**Material provided**
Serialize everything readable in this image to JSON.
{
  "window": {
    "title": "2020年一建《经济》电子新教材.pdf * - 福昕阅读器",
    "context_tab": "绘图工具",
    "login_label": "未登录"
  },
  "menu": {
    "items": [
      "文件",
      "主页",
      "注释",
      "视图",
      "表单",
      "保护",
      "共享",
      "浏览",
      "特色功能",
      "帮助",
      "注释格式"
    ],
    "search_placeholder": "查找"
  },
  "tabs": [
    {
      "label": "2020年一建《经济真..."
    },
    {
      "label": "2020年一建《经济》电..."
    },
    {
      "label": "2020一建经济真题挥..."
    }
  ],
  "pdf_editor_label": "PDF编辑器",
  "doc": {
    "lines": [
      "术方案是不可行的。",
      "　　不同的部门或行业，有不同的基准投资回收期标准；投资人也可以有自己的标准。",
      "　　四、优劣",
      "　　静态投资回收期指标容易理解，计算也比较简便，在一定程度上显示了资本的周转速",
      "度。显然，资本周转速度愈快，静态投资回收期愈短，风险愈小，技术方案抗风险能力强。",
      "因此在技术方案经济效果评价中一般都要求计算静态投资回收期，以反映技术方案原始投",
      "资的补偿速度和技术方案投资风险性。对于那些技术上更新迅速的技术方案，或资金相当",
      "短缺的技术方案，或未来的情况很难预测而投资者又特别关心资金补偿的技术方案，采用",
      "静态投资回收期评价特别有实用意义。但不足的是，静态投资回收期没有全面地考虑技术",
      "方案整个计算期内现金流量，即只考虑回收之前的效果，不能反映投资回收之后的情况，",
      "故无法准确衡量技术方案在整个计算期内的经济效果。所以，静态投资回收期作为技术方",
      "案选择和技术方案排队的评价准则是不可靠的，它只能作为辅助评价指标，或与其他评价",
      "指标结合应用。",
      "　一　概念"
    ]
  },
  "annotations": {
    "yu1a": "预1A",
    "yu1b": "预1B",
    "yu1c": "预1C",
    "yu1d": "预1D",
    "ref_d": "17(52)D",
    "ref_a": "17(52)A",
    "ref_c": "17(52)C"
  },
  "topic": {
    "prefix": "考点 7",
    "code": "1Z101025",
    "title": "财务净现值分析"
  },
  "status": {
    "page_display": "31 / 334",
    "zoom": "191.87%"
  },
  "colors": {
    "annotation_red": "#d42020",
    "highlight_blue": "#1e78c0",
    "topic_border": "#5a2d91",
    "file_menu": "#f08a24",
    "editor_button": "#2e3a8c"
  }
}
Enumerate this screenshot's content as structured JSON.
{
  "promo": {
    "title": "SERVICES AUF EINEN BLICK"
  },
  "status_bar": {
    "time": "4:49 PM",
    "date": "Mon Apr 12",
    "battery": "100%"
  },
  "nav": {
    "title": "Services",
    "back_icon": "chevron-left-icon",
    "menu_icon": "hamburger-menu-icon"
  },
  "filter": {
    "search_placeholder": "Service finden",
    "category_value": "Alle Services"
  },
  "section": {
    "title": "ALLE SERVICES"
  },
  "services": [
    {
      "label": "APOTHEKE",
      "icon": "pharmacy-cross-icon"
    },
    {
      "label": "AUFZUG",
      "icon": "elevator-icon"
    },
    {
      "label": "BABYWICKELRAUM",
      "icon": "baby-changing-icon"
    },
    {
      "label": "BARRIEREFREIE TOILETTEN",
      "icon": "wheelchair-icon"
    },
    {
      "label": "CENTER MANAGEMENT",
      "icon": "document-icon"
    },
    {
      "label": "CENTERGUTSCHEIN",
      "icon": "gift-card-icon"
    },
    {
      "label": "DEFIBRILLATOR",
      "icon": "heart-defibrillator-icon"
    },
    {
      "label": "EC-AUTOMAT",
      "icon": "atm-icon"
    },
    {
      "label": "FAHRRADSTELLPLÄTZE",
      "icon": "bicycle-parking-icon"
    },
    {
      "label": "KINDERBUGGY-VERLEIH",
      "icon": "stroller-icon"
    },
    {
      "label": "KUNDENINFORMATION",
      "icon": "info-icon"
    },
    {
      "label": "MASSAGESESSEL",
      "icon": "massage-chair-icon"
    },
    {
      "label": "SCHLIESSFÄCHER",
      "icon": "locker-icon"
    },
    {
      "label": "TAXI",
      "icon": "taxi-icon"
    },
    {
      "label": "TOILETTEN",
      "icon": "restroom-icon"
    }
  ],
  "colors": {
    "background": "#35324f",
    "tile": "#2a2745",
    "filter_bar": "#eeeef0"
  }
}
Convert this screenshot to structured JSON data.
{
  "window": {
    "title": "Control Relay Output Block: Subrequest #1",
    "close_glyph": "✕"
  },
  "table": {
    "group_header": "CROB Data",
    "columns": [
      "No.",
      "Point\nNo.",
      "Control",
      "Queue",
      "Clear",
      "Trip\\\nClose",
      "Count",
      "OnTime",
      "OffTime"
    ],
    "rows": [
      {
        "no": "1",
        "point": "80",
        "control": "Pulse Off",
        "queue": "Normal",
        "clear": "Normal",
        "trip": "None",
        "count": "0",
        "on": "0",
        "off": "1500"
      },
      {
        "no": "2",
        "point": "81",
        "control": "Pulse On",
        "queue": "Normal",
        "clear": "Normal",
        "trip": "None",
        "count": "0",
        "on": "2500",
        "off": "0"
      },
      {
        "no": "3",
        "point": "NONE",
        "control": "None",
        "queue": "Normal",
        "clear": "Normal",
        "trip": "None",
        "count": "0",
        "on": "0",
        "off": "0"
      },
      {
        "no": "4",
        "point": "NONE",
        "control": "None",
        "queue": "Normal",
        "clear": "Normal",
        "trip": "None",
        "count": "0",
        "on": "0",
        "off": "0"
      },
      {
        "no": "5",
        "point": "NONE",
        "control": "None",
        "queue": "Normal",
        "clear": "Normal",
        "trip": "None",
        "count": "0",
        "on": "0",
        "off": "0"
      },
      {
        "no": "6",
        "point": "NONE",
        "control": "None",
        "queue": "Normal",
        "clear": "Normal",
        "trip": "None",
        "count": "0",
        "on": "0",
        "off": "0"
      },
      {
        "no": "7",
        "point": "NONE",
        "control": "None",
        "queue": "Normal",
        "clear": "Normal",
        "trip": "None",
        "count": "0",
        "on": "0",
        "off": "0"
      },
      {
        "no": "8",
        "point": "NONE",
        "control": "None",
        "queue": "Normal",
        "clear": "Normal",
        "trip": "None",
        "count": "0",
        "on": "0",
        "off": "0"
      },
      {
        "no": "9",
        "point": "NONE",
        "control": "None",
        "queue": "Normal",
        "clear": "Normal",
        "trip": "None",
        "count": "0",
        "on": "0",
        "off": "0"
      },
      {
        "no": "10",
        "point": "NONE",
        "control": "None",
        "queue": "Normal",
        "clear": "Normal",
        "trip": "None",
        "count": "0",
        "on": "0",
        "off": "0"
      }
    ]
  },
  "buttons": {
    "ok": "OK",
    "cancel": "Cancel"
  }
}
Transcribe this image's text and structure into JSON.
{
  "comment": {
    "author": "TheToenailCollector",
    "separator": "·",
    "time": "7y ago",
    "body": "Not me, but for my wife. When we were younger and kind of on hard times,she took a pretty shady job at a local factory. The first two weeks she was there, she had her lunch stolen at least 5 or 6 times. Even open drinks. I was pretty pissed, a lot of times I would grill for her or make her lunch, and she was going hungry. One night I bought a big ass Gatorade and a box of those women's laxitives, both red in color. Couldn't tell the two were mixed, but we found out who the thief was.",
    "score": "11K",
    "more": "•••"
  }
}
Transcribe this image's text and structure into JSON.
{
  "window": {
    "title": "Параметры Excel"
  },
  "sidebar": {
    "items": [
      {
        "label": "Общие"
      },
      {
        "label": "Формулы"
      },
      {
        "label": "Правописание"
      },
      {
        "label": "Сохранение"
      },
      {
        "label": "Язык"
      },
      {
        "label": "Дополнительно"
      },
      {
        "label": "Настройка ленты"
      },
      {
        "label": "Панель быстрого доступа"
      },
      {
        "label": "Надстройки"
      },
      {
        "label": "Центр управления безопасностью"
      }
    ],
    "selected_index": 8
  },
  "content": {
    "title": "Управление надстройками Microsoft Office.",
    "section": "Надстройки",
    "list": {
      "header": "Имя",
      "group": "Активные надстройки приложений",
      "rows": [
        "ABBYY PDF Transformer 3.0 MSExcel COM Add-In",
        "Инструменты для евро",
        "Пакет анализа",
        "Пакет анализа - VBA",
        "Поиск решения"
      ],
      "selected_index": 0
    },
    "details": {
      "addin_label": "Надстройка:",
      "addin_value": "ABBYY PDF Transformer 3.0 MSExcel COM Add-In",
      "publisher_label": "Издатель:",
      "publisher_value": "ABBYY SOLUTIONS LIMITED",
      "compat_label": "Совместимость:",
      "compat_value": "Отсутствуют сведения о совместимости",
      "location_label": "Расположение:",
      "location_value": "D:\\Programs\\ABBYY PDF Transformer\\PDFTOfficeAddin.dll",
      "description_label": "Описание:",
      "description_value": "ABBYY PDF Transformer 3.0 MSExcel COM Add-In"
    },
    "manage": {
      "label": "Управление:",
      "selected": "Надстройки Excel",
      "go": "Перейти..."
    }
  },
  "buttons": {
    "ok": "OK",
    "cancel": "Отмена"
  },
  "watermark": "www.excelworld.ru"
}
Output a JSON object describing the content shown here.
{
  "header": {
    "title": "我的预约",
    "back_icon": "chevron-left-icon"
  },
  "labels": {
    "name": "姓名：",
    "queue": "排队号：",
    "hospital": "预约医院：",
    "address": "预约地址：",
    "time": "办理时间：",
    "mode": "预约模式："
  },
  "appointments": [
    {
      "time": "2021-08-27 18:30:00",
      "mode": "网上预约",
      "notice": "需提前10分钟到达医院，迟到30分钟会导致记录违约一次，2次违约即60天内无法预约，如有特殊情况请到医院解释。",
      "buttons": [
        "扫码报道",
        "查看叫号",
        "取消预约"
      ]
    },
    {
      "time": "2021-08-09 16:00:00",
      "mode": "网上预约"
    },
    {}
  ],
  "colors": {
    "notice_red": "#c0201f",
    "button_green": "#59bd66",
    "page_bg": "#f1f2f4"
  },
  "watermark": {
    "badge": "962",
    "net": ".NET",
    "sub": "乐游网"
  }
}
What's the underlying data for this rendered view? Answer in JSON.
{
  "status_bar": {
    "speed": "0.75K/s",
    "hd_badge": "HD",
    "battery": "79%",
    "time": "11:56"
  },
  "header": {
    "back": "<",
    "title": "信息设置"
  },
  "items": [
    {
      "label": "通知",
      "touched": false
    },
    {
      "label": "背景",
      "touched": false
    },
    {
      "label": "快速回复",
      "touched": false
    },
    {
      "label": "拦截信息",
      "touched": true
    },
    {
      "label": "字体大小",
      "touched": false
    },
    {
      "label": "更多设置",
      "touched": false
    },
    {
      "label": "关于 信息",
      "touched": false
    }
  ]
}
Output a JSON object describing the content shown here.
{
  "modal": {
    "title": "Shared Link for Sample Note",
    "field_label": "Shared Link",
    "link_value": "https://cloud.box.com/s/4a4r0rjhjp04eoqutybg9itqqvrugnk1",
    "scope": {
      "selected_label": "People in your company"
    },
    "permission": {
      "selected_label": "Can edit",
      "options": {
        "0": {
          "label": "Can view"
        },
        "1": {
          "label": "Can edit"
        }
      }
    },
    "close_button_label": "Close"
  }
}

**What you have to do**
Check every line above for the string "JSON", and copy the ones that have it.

**Response to this task**
Serialize everything readable in this image to JSON.
Enumerate this screenshot's content as structured JSON.
Convert this screenshot to structured JSON data.
Transcribe this image's text and structure into JSON.
Transcribe this image's text and structure into JSON.
Output a JSON object describing the content shown here.
What's the underlying data for this rendered view? Answer in JSON.
Output a JSON object describing the content shown here.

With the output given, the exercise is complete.